Check every line below for the word "Thời" and give only the number of lines where it appears.

--- Input material ---

══════

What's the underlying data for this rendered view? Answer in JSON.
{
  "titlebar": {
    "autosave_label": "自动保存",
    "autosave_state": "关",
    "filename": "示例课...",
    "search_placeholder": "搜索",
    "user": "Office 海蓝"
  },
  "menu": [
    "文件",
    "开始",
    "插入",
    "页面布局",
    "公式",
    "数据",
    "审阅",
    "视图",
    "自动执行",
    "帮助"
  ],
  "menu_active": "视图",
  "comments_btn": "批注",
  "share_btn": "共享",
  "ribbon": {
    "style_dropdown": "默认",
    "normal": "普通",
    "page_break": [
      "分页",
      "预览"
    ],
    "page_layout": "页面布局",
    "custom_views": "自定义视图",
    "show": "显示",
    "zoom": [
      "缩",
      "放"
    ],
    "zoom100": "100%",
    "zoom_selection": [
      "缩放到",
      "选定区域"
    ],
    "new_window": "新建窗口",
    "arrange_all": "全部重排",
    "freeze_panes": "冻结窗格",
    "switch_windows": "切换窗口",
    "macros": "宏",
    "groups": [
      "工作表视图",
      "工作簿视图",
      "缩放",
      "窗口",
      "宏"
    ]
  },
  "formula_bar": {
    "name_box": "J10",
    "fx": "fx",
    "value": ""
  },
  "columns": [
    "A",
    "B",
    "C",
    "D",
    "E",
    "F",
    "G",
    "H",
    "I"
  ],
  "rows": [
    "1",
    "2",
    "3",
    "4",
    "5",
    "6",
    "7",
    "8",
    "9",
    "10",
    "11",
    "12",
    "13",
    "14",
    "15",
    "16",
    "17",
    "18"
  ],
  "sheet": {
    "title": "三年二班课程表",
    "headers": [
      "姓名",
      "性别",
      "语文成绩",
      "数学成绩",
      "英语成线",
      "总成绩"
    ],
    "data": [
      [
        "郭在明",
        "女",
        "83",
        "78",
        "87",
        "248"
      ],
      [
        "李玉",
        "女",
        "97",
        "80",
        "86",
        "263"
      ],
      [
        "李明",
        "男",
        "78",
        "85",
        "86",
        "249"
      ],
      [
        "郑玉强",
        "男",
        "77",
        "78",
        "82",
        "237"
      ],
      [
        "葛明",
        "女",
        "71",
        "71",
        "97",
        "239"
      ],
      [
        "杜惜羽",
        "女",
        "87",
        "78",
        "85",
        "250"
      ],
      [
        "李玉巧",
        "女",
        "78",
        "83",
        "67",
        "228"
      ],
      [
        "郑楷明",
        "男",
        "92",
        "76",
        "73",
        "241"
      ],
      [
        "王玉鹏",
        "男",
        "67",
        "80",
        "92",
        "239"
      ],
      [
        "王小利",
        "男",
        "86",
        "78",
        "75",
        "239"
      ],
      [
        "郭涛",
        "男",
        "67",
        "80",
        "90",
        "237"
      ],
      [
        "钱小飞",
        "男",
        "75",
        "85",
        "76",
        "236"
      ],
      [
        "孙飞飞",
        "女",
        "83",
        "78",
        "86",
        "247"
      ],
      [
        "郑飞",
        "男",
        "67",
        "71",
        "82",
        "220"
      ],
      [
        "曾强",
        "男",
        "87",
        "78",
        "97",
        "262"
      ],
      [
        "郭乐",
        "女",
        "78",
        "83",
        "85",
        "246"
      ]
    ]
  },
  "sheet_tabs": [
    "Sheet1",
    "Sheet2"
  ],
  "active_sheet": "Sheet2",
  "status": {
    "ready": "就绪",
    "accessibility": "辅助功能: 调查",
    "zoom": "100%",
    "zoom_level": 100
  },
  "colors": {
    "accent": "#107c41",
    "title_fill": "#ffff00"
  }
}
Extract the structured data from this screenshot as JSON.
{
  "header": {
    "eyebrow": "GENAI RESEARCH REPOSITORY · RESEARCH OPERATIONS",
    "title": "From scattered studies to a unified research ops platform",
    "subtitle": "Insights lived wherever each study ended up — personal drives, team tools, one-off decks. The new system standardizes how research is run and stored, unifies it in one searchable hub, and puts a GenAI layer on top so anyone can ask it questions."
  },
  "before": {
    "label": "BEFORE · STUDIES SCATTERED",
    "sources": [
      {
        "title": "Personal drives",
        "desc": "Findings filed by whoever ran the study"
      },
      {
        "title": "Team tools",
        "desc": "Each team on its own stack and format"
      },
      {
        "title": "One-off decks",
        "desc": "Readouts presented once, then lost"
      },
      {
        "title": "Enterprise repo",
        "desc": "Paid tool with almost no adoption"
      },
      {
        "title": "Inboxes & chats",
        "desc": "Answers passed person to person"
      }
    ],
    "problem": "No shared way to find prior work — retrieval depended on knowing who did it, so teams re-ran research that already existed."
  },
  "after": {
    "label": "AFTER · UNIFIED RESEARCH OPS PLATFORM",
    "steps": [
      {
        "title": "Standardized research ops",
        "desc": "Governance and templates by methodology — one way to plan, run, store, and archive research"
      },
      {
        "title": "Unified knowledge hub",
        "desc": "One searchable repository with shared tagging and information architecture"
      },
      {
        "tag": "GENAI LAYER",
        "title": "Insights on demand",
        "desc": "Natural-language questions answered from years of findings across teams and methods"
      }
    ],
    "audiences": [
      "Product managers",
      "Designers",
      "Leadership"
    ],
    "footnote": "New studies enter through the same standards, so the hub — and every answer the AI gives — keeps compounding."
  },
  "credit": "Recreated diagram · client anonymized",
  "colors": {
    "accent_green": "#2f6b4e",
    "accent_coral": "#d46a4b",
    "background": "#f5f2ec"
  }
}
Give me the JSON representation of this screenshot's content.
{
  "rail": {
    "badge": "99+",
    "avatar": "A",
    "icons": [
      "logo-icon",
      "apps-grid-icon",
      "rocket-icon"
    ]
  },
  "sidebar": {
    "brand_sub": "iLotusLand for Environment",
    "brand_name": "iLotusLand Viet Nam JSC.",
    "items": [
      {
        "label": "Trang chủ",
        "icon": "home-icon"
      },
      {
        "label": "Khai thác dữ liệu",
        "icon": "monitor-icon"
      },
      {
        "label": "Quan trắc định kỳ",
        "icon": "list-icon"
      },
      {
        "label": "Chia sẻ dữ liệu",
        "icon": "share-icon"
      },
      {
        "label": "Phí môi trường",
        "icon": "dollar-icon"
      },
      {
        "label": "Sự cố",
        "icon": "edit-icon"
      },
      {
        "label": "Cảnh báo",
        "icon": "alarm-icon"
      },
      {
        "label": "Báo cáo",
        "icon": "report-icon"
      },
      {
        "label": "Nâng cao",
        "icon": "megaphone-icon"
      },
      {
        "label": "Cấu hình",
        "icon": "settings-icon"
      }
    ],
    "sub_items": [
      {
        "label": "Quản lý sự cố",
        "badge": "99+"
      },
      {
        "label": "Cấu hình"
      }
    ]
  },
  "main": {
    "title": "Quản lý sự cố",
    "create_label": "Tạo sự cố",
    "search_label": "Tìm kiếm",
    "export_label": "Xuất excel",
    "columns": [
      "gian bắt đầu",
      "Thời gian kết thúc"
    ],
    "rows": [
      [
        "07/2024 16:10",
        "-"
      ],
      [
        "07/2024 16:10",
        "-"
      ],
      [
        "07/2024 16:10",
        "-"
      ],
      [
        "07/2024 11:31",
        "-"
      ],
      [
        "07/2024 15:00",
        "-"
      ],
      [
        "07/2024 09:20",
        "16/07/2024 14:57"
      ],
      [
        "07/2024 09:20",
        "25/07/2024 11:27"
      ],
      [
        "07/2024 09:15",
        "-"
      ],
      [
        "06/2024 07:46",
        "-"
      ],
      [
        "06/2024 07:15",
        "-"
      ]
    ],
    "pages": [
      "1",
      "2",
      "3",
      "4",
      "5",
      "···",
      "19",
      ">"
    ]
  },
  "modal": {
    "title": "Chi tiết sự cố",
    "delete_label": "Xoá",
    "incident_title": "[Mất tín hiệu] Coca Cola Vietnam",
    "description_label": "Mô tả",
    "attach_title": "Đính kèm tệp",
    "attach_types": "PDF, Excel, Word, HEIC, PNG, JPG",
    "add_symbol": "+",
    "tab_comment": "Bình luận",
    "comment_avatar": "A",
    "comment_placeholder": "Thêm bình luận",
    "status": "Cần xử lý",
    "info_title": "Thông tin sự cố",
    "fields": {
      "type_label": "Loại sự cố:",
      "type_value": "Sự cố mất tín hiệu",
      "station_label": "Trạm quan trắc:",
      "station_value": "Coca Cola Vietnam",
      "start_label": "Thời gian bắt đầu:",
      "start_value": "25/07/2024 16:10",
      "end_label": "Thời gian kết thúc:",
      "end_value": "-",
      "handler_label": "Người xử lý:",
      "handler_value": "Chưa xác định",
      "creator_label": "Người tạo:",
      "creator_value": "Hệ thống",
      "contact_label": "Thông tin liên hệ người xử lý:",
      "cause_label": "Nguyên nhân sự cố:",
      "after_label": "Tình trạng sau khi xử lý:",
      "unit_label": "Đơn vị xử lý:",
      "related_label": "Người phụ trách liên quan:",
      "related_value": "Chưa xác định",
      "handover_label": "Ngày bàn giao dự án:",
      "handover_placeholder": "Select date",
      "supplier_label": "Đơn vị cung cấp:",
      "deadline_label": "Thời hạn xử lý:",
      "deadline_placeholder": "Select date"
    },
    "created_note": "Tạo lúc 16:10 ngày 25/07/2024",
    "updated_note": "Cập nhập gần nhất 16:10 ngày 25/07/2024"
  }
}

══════

--- Your response ---
4